→ Task to complete: Exactly reproduce all the records, keeping pictures out of the copy.

Element data from apps and pages:
- - - - -
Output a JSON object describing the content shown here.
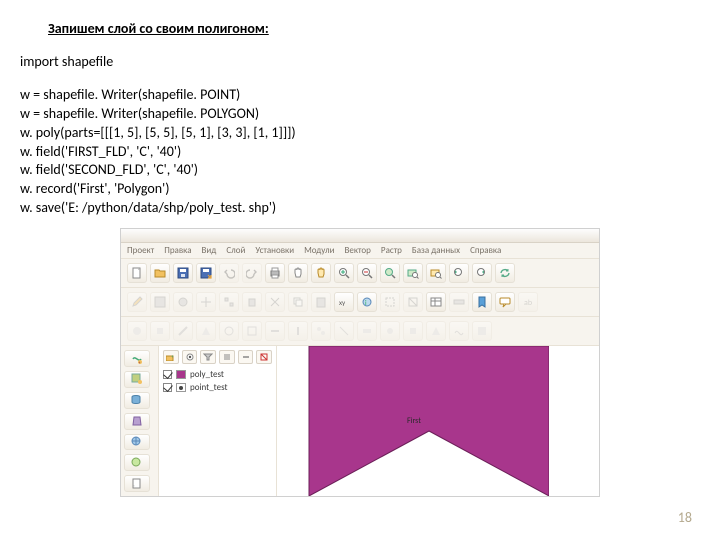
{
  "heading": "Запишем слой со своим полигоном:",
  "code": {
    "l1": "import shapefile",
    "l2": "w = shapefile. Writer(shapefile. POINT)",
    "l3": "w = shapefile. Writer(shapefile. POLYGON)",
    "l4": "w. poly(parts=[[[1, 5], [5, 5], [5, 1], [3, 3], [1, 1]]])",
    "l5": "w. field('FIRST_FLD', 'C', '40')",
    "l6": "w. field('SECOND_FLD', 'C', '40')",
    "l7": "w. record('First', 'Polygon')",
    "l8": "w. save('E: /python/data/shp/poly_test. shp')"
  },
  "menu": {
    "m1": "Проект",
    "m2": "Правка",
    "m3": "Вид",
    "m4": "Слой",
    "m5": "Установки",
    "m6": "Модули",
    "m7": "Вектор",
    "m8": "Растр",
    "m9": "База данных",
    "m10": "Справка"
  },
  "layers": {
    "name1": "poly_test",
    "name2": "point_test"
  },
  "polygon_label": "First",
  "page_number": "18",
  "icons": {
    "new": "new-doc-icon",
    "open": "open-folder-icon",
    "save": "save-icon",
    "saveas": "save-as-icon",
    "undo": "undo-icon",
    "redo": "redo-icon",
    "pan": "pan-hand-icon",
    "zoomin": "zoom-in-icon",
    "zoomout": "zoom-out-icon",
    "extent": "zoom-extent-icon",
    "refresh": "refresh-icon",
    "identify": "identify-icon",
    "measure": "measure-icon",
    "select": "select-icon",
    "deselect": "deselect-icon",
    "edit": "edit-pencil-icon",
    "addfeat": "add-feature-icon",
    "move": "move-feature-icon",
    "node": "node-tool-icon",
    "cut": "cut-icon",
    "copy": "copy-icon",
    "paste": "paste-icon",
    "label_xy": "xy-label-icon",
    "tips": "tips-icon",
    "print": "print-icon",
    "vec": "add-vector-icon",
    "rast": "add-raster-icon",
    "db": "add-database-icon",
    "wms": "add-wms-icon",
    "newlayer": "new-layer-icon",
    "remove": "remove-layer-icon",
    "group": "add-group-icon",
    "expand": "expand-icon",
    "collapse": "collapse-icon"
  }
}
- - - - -
→ Solved exercise:
Output a JSON object describing the content shown here.
{
  "heading": "Запишем слой со своим полигоном:",
  "code": {
    "l1": "import shapefile",
    "l2": "w = shapefile. Writer(shapefile. POINT)",
    "l3": "w = shapefile. Writer(shapefile. POLYGON)",
    "l4": "w. poly(parts=[[[1, 5], [5, 5], [5, 1], [3, 3], [1, 1]]])",
    "l5": "w. field('FIRST_FLD', 'C', '40')",
    "l6": "w. field('SECOND_FLD', 'C', '40')",
    "l7": "w. record('First', 'Polygon')",
    "l8": "w. save('E: /python/data/shp/poly_test. shp')"
  },
  "menu": {
    "m1": "Проект",
    "m2": "Правка",
    "m3": "Вид",
    "m4": "Слой",
    "m5": "Установки",
    "m6": "Модули",
    "m7": "Вектор",
    "m8": "Растр",
    "m9": "База данных",
    "m10": "Справка"
  },
  "layers": {
    "name1": "poly_test",
    "name2": "point_test"
  },
  "polygon_label": "First",
  "page_number": "18",
  "icons": {
    "new": "new-doc-icon",
    "open": "open-folder-icon",
    "save": "save-icon",
    "saveas": "save-as-icon",
    "undo": "undo-icon",
    "redo": "redo-icon",
    "pan": "pan-hand-icon",
    "zoomin": "zoom-in-icon",
    "zoomout": "zoom-out-icon",
    "extent": "zoom-extent-icon",
    "refresh": "refresh-icon",
    "identify": "identify-icon",
    "measure": "measure-icon",
    "select": "select-icon",
    "deselect": "deselect-icon",
    "edit": "edit-pencil-icon",
    "addfeat": "add-feature-icon",
    "move": "move-feature-icon",
    "node": "node-tool-icon",
    "cut": "cut-icon",
    "copy": "copy-icon",
    "paste": "paste-icon",
    "label_xy": "xy-label-icon",
    "tips": "tips-icon",
    "print": "print-icon",
    "vec": "add-vector-icon",
    "rast": "add-raster-icon",
    "db": "add-database-icon",
    "wms": "add-wms-icon",
    "newlayer": "new-layer-icon",
    "remove": "remove-layer-icon",
    "group": "add-group-icon",
    "expand": "expand-icon",
    "collapse": "collapse-icon"
  }
}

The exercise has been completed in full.